Finances aside, the ultimate killer was the engineering side of things. Partly to accommodate the necessary compromises and partly because they didn’t know any better, Hermes’ weight kept increasing past the limit of an Ariane 5’s lifting capacity, launching yet another redesign to bring it back down again. Payload capacity suffered more often than not, and as Hermes’ payload was never large to begin with it was constantly flirting with an inability to carry anything to orbit at all. This led to one major redesign: the deletion of a detachable crew cab for emergency escape and its replacement with lighter ejection seats derived from those used on the Soviet space shuttle, but other safety concerns in the wake of Challenger had brought the vehicle’s safe re-entry weight well below the launch weight they were already having trouble meeting.

In an attempt to fix both problems, 1989 saw a major redesign of the spaceplane. Most of Hermes’ payload and the airlock to exit the craft were moved into the adapter that attached the spaceplane to its Ariane 5. Upon reaching orbit the adapter, now renamed the MRH (Module de ressources Hermes) would remain attached to the aft end of the Hermes, then be jettisoned at the end of each mission before re-entry.
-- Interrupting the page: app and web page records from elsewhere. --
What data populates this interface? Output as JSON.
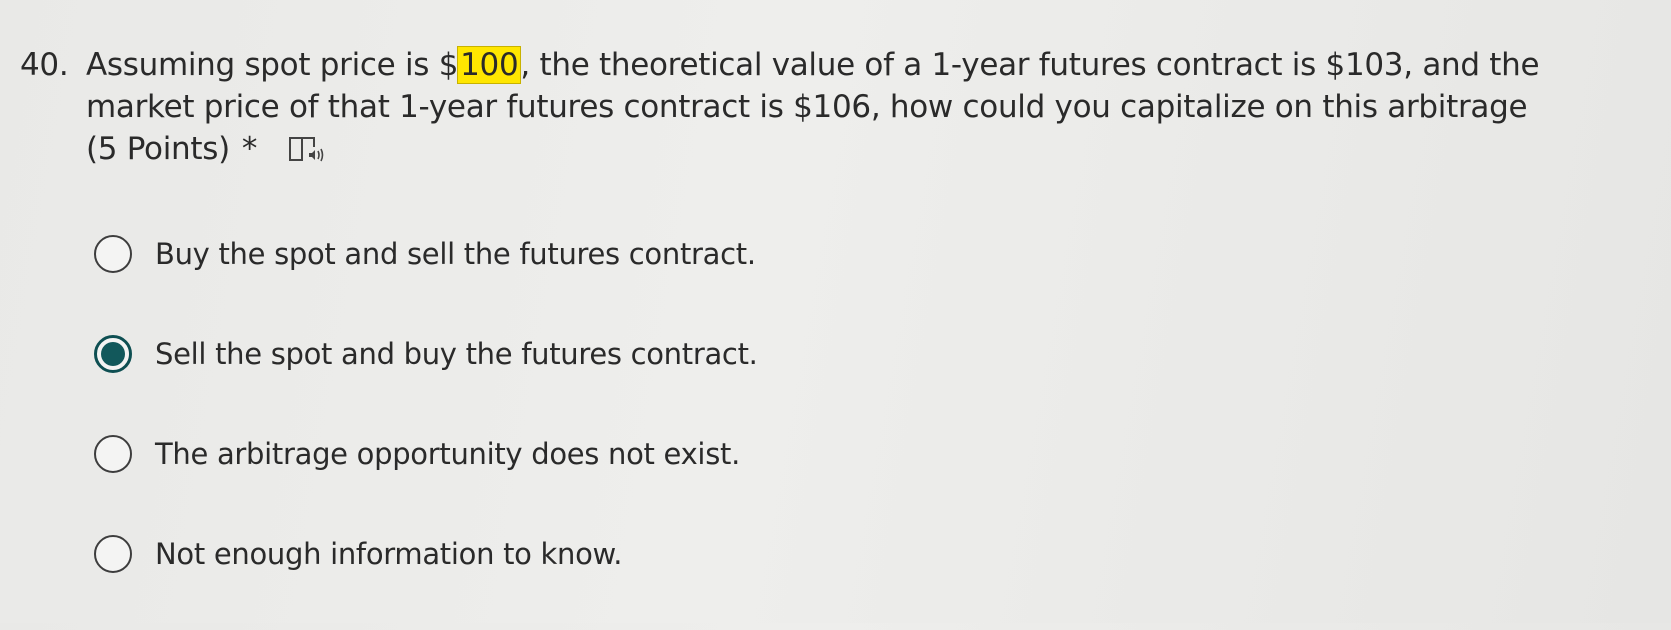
{
  "question": {
    "number": "40.",
    "line1_before": "Assuming spot price is ",
    "line1_highlight_partial": "$",
    "line1_highlight": "100",
    "line1_after": ", the theoretical value of a 1-year futures contract is $103, and the",
    "line2": "market price of that 1-year futures contract is $106, how could you capitalize on this arbitrage",
    "points": "(5 Points)",
    "required_mark": "*",
    "immersive_reader_icon": "immersive-reader-icon"
  },
  "options": [
    {
      "label": "Buy the spot and sell the futures contract.",
      "selected": false
    },
    {
      "label": "Sell the spot and buy the futures contract.",
      "selected": true
    },
    {
      "label": "The arbitrage opportunity does not exist.",
      "selected": false
    },
    {
      "label": "Not enough information to know.",
      "selected": false
    }
  ],
  "colors": {
    "highlight": "#ffe600",
    "selected_radio": "#12585b",
    "background": "#ebebe9",
    "text": "#2a2a2a"
  }
}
While clever, this once again increased costs as the system was no longer completely re-usable.

The Hermes program was designed from the beginning to have a second “go forward/stop” decision made at the end of 1990, and as the deadline approached it was clear that the spaceplane was in a lot of trouble. France negotiated with rest of the ESA for a one year extension to the initial phase of the program, and then when that didn’t prove to be enough a one-year “period of reflection” before the final decision was made. In the interim the building schedule for the first launch was extended from 1999 to 2000 (having been pushed back from its initial 1995 several times already), and the number of Hermes to be built was cut from two to one. It wasn’t enough.  At the end of 1992 the ESA formally decided that it was not technically possible to build Hermes with the necessary capabilities without a radical increase in budget. Hermes was cancelled and the ESA moved on (for a while) to partnering with the Russian space agency Roscosmos to develop new ways of getting astronauts into orbit such as Kliper.

What was necessary for it to succeed: This program was the most serious effort by any group or nation to put a man into space outside of the US or USSR before the Chinese succeeded in doing so in 2003. Even so, it’s a cautionary tale for any space program as even if the politics worked out (and they were such a morass it’s a bit hard to see how they possibly could have), the engineering was never going to work.
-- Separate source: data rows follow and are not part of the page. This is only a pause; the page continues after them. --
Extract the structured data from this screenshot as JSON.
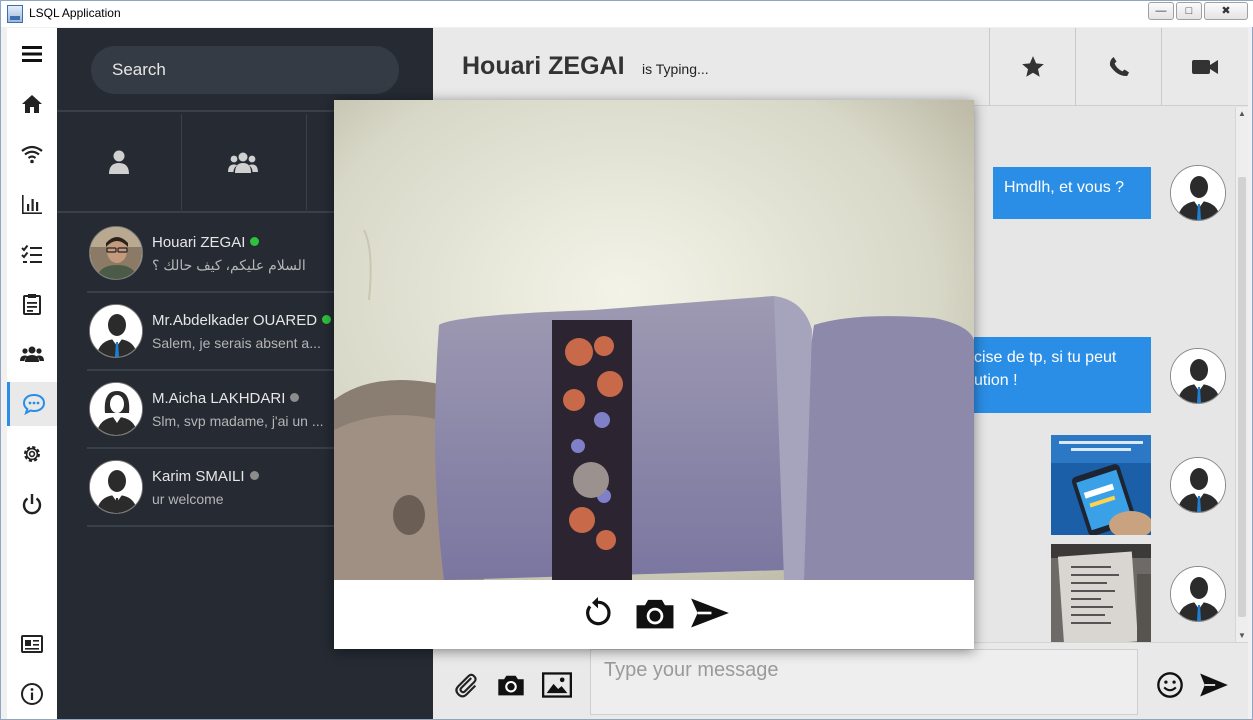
{
  "window": {
    "title": "LSQL Application",
    "minimize": "—",
    "maximize": "□",
    "close": "✖"
  },
  "nav": {
    "items": [
      {
        "icon": "menu-icon"
      },
      {
        "icon": "home-icon"
      },
      {
        "icon": "wifi-icon"
      },
      {
        "icon": "bar-chart-icon"
      },
      {
        "icon": "checklist-icon"
      },
      {
        "icon": "clipboard-icon"
      },
      {
        "icon": "group-icon"
      },
      {
        "icon": "chat-icon",
        "active": true
      },
      {
        "icon": "settings-icon"
      },
      {
        "icon": "power-icon"
      },
      {
        "icon": "id-card-icon"
      },
      {
        "icon": "info-icon"
      }
    ],
    "accent_color": "#2a8ee6"
  },
  "contacts": {
    "search_placeholder": "Search",
    "tabs": [
      {
        "icon": "person-icon"
      },
      {
        "icon": "group-icon"
      }
    ],
    "list": [
      {
        "name": "Houari ZEGAI",
        "message": "السلام عليكم، كيف حالك ؟",
        "online": true
      },
      {
        "name": "Mr.Abdelkader OUARED",
        "message": "Salem, je serais absent a...",
        "online": true
      },
      {
        "name": "M.Aicha LAKHDARI",
        "message": "Slm, svp madame, j'ai un ...",
        "online": false
      },
      {
        "name": "Karim SMAILI",
        "message": "ur welcome",
        "online": false
      }
    ],
    "status_colors": {
      "online": "#2ec13b",
      "offline": "#8c8c8c"
    }
  },
  "chat": {
    "contact_name": "Houari ZEGAI",
    "status": "is Typing...",
    "header_actions": [
      {
        "icon": "star-icon"
      },
      {
        "icon": "phone-icon"
      },
      {
        "icon": "video-icon"
      }
    ],
    "messages": [
      {
        "text": "Hmdlh, et vous ?"
      },
      {
        "line1": "cise de tp, si tu peut",
        "line2": "ution !"
      }
    ],
    "input_placeholder": "Type your message",
    "composer_actions": [
      {
        "icon": "attach-icon"
      },
      {
        "icon": "camera-icon"
      },
      {
        "icon": "image-icon"
      },
      {
        "icon": "emoji-icon"
      },
      {
        "icon": "send-icon"
      }
    ],
    "bubble_color": "#2a8ee6"
  },
  "camera_dialog": {
    "actions": [
      {
        "icon": "retake-icon"
      },
      {
        "icon": "capture-icon"
      },
      {
        "icon": "send-icon"
      }
    ]
  }
}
Even if Hermes’ design had been locked down at an early stage (and an inability to come up with something and stick to it was a proximate cause of the failure), the problem was more fundamental. Europe was trying to do something that had never been done before even though this was their very first attempt at building a spacecraft. The US Space Shuttle and the Soviet Buran were considerably larger than Hermes would have been, which at first would seem to make it easier to build. While true to a certain extent it meant there was less room for error as the spaceship’s weight grew. The Shuttle, for example, was initially projected for about 30 tonnes to LEO and when built instead could carry 24.4 tonnes at best—an unfortunate loss, but not a show-stopper. On Hermes losing five tonnes like that, or two (or even one) pulled the craft into the red. And European inexperience in space technology made this kind of problem inevitable,

In the early 1980s there were proponents of a capsule for Europe’s first spaceship, to the point that the British pushed one from British Aerospace for a while. They didn’t go ahead because spaceplanes were “in the air”: STS-1 had flown from 12-14 April 1981, and it was well-known that the Russians were building one too. Even the Chinese were not far away from considering their own.
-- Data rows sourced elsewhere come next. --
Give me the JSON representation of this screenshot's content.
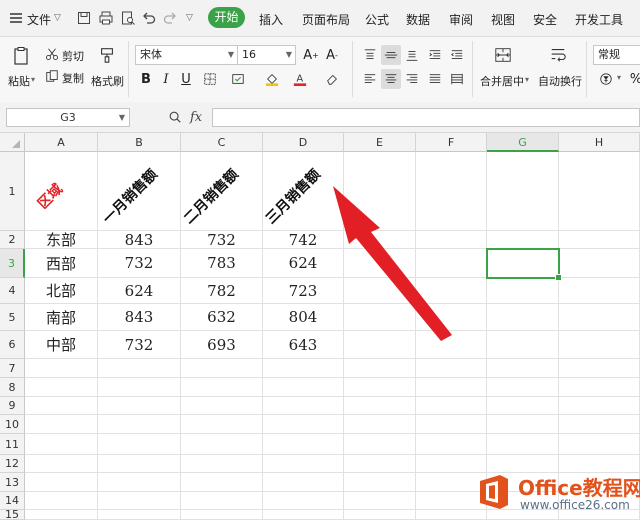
{
  "menu": {
    "file_label": "文件",
    "tabs": [
      {
        "label": "开始",
        "active": true
      },
      {
        "label": "插入"
      },
      {
        "label": "页面布局"
      },
      {
        "label": "公式"
      },
      {
        "label": "数据"
      },
      {
        "label": "审阅"
      },
      {
        "label": "视图"
      },
      {
        "label": "安全"
      },
      {
        "label": "开发工具"
      }
    ]
  },
  "ribbon": {
    "paste": "粘贴",
    "cut": "剪切",
    "copy": "复制",
    "format_painter": "格式刷",
    "font_name": "宋体",
    "font_size": "16",
    "merge_center": "合并居中",
    "wrap_text": "自动换行",
    "number_format": "常规",
    "bold": "B",
    "italic": "I",
    "underline": "U"
  },
  "formula_bar": {
    "name_box": "G3",
    "fx": "fx",
    "formula": ""
  },
  "sheet": {
    "columns": [
      "A",
      "B",
      "C",
      "D",
      "E",
      "F",
      "G",
      "H"
    ],
    "selected_column": "G",
    "selected_row": "3",
    "selected_cell": "G3",
    "row_labels": [
      "1",
      "2",
      "3",
      "4",
      "5",
      "6",
      "7",
      "8",
      "9",
      "10",
      "11",
      "12",
      "13",
      "14",
      "15"
    ],
    "headers": [
      "区域",
      "一月销售额",
      "二月销售额",
      "三月销售额"
    ],
    "rows": [
      {
        "region": "东部",
        "m1": "843",
        "m2": "732",
        "m3": "742"
      },
      {
        "region": "西部",
        "m1": "732",
        "m2": "783",
        "m3": "624"
      },
      {
        "region": "北部",
        "m1": "624",
        "m2": "782",
        "m3": "723"
      },
      {
        "region": "南部",
        "m1": "843",
        "m2": "632",
        "m3": "804"
      },
      {
        "region": "中部",
        "m1": "732",
        "m2": "693",
        "m3": "643"
      }
    ]
  },
  "watermark": {
    "brand": "Office教程网",
    "url": "www.office26.com"
  },
  "colors": {
    "accent_green": "#3aa348",
    "header_red": "#e0252b",
    "arrow_red": "#e31f26",
    "watermark_orange": "#e2521d"
  }
}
In going this way, though, Europe doomed themselves. The Ariane 5 was built, as was the Columbus module (sans MTFF); this makes the ESA’s effort by far the most successful failed attempt to build a manned space program ever. But the Hermes was the cornerstone of it, and so sowed the seeds of that overall failure from the start.